Many of the discontent seems coming within Biden’s own party, too. There was a 9-point decline among Democrats between the two polls. To be clear, 75 percent of Democrats said they approve of the job Biden is doing as president. Compare that with the previous month, though, when 84 percent of Democrats felt the same.

Where Biden goes from here back up or stagnant could be crucial to identifying whether he runs again. Not to mention that until very recently Biden also had the most affordable approval rating of any president because the end of World War II. It’s slowly inched back up, however he’s still underwater general.

Is it reasonable to say that we’re all in arrangement that there is not space for anybody else in the Democratic primary aside from Biden unless, of course, he does not run? OK, time to talk about the Republican side of things.

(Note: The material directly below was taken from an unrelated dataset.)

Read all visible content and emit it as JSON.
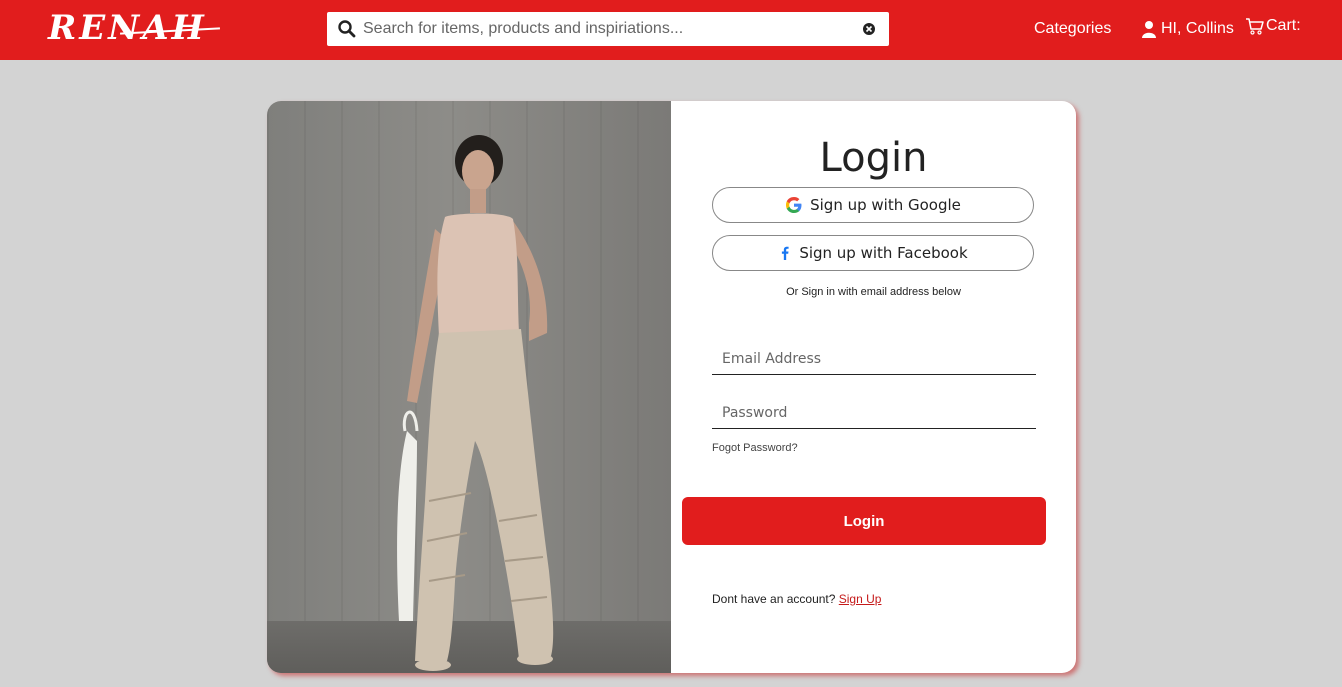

Ron De, Santis, former Vice President Mike Pence, former UN Ambassador Nikki Haley, previous Secretary of State Mike Pompeo and Maryland Gov. Larry Hogan all seem to be lining up to run. Of those, De, Santis is the only one who (currently) appears capable of defeating Trump ought to the former president undoubtedly run.

We saw in 2016 that the Republican primaries’ usage of winner-take-all or winner-take-most delegate systems helped Trump quite conveniently win the nomination with only a plurality of the primary vote. If you get a number of prospects splitting up the vote not going for Trump, it’s just going to make it much easier for him to win.

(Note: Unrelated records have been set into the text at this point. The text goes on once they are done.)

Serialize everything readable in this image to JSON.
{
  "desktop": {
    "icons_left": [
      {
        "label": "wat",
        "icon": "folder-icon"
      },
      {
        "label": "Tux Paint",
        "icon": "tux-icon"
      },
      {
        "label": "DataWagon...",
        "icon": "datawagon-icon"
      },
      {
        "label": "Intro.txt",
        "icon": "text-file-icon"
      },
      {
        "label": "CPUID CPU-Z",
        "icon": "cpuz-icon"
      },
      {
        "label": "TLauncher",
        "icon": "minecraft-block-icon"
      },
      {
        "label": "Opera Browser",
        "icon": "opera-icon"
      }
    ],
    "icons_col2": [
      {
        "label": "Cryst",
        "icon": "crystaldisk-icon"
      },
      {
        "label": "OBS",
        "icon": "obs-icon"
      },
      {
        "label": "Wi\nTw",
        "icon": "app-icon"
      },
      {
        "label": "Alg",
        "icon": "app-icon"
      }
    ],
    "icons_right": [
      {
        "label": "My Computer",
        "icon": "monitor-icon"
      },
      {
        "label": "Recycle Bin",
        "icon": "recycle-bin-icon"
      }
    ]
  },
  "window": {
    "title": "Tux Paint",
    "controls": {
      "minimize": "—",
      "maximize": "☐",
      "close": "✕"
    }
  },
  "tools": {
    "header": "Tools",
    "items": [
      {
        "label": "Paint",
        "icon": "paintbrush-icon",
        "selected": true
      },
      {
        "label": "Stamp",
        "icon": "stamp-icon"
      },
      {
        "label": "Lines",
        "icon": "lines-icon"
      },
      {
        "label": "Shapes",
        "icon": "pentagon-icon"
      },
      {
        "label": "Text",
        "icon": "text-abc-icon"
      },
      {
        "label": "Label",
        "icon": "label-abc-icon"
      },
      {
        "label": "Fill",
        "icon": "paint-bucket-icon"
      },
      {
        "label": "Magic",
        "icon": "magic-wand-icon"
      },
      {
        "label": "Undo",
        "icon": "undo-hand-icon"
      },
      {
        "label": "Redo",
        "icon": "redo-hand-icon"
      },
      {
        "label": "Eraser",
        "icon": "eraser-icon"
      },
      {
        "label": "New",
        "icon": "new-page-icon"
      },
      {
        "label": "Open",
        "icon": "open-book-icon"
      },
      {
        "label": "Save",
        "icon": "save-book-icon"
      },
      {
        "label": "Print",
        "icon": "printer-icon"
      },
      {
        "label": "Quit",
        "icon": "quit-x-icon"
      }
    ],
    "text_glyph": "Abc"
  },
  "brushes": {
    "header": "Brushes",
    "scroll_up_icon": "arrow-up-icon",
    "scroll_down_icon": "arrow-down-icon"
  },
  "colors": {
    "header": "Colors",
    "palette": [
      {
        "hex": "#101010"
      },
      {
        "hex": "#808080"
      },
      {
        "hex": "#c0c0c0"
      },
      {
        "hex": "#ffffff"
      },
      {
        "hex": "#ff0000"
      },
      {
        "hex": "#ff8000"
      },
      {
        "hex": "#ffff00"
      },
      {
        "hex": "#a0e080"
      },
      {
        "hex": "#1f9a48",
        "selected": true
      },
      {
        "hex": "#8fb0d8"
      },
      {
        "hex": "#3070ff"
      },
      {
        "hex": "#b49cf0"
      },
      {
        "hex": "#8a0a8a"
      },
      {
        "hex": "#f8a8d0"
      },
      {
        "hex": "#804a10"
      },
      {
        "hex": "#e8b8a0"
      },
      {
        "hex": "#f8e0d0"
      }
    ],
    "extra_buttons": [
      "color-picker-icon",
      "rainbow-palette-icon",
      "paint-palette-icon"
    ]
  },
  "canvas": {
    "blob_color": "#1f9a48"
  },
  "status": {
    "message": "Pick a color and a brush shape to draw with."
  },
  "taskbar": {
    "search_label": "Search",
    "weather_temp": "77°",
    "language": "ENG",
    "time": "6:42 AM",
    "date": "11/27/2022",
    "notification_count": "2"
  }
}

You’re not challenging a sitting president, and there certainly seems to be at least some hesitancy over Trump and the concept that he has excessive baggage and might not be able to win in a basic election once again. A New York Times/Siena College survey from last month discovered, for instance, that nearly half of Americans who planned to enact the 2024 Republican politician primary would choose a candidate other than Trump in a primary race.

I’m grateful you raised that poll, because I believed that was a fascinating method to frame the results, as one could also argue from that survey that Trump is still the indisputable leader. He was initially, with 49 percent assistance, and De, Santis remained in second, at 25 percent.

There is absolutely more space for a challenger to Trump than to Biden, however Trump would still be preferred. According to a recent Politico/Morning Consult survey, 56 percent of Republican politician and independent authorized citizens stated they would support Trump, while 18 percent stated they would support De, Santis, 8 percent said they would support Pence and a lot of other prospects all got 2 percent or less.

According to that You, Gov/Yahoo News poll I discussed earlier, Trump beats De, Santis 44 percent to 35 percent among signed up voters in a direct match. Absolutely, but this point (from the Times reporting on the survey) was an intriguing contrast to me: “His share of the Republican primary electorate is less than Hillary Clinton’s among Democrats was at the outset of the 2016 race.” Naturally, Clinton ultimately won that race, however it wasn’t a guarantee Sanders offered her a genuine run for her money.

The Times might have likewise compared Trump to Gore’s position in 1999. That said, De, Santis is plainly a legitimate risk to Trump; a 9-point lead in the polls is not secure.

I understand we had a chat in the past about whether Trump’s grip on the GOP is still strong. At the time, I said that Trump may be weaker than some want to confess, but after Tuesday night’s results most notably Wyoming Rep. Liz Cheney’s primary loss combined with the fates of the nine other Republicans who voted to impeach the previous president I really believe it’ll be really hard for another Republican to cut through his power.